Leaving the images out, output each entry below exactly.

[Records — start]

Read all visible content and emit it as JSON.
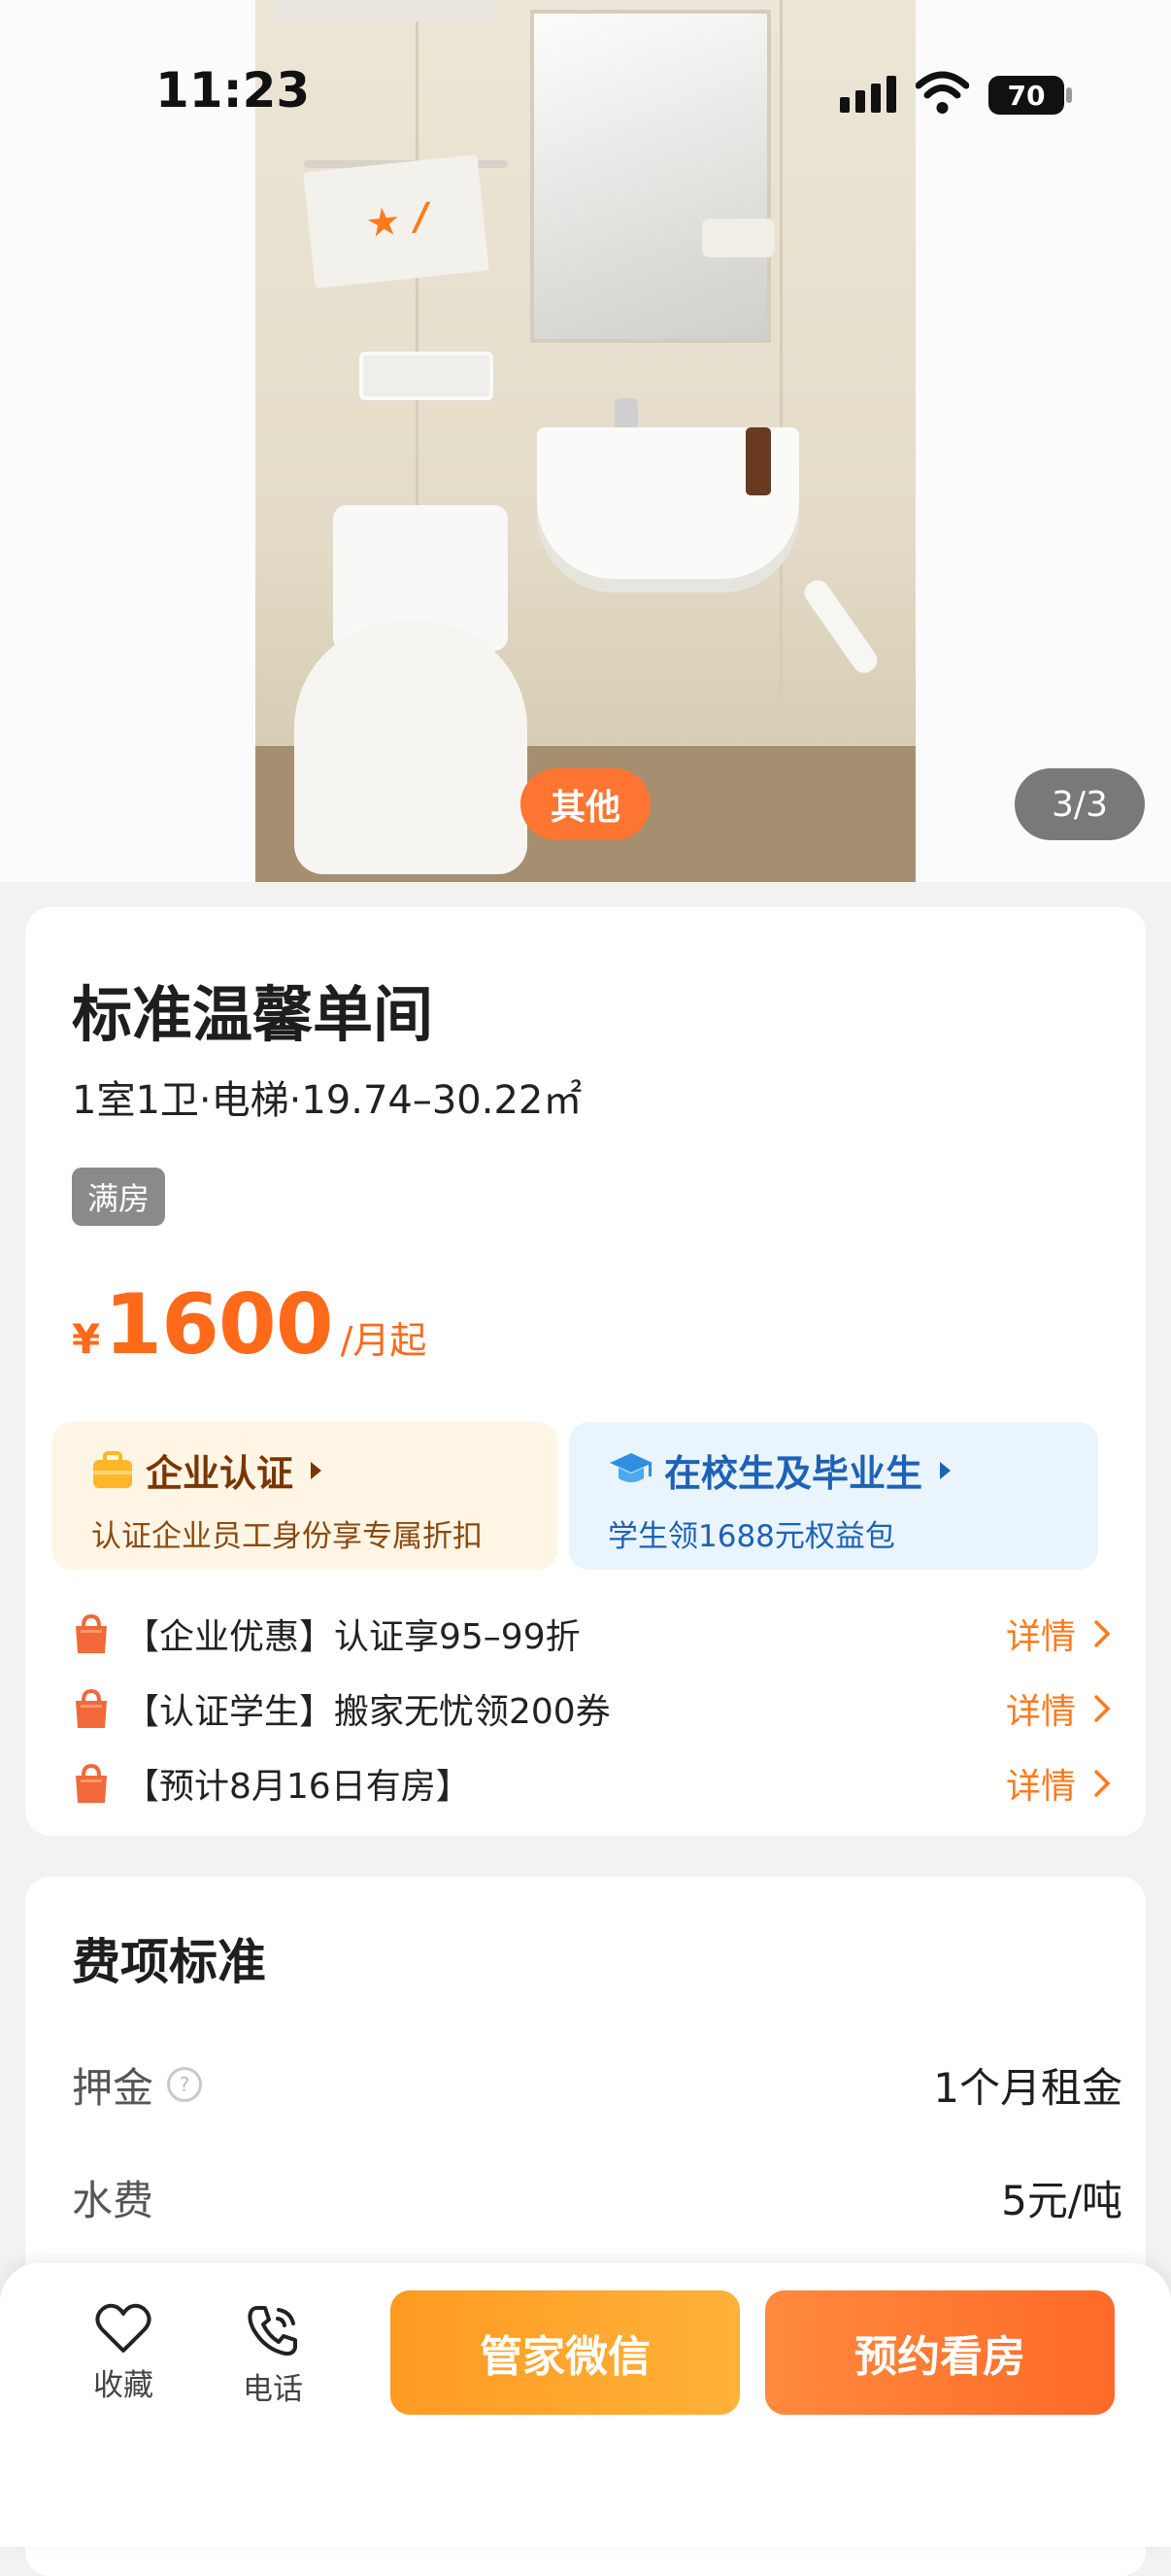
{
  "status_bar": {
    "time": "11:23",
    "battery": "70"
  },
  "gallery": {
    "tag": "其他",
    "counter": "3/3"
  },
  "room": {
    "title": "标准温馨单间",
    "specs": "1室1卫·电梯·19.74–30.22㎡",
    "status_badge": "满房",
    "price": {
      "currency": "¥",
      "value": "1600",
      "unit": "/月起"
    },
    "promos": [
      {
        "title": "企业认证",
        "subtitle": "认证企业员工身份享专属折扣",
        "icon": "briefcase-icon"
      },
      {
        "title": "在校生及毕业生",
        "subtitle": "学生领1688元权益包",
        "icon": "graduation-cap-icon"
      }
    ],
    "offers": [
      {
        "text": "【企业优惠】认证享95–99折",
        "link": "详情"
      },
      {
        "text": "【认证学生】搬家无忧领200券",
        "link": "详情"
      },
      {
        "text": "【预计8月16日有房】",
        "link": "详情"
      }
    ]
  },
  "fees": {
    "title": "费项标准",
    "rows": [
      {
        "label": "押金",
        "value": "1个月租金",
        "has_help": true
      },
      {
        "label": "水费",
        "value": "5元/吨",
        "has_help": false
      }
    ]
  },
  "bottom_bar": {
    "favorite_label": "收藏",
    "phone_label": "电话",
    "wechat_button": "管家微信",
    "book_button": "预约看房"
  },
  "colors": {
    "accent": "#ff6a1a",
    "promo_business_bg": "#fff5e5",
    "promo_student_bg": "#e9f4fc",
    "student_blue": "#1d62b6"
  }
}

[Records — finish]

== Your solution ==
Read all visible content and emit it as JSON.
{
  "status_bar": {
    "time": "11:23",
    "battery": "70"
  },
  "gallery": {
    "tag": "其他",
    "counter": "3/3"
  },
  "room": {
    "title": "标准温馨单间",
    "specs": "1室1卫·电梯·19.74–30.22㎡",
    "status_badge": "满房",
    "price": {
      "currency": "¥",
      "value": "1600",
      "unit": "/月起"
    },
    "promos": [
      {
        "title": "企业认证",
        "subtitle": "认证企业员工身份享专属折扣",
        "icon": "briefcase-icon"
      },
      {
        "title": "在校生及毕业生",
        "subtitle": "学生领1688元权益包",
        "icon": "graduation-cap-icon"
      }
    ],
    "offers": [
      {
        "text": "【企业优惠】认证享95–99折",
        "link": "详情"
      },
      {
        "text": "【认证学生】搬家无忧领200券",
        "link": "详情"
      },
      {
        "text": "【预计8月16日有房】",
        "link": "详情"
      }
    ]
  },
  "fees": {
    "title": "费项标准",
    "rows": [
      {
        "label": "押金",
        "value": "1个月租金",
        "has_help": true
      },
      {
        "label": "水费",
        "value": "5元/吨",
        "has_help": false
      }
    ]
  },
  "bottom_bar": {
    "favorite_label": "收藏",
    "phone_label": "电话",
    "wechat_button": "管家微信",
    "book_button": "预约看房"
  },
  "colors": {
    "accent": "#ff6a1a",
    "promo_business_bg": "#fff5e5",
    "promo_student_bg": "#e9f4fc",
    "student_blue": "#1d62b6"
  }
}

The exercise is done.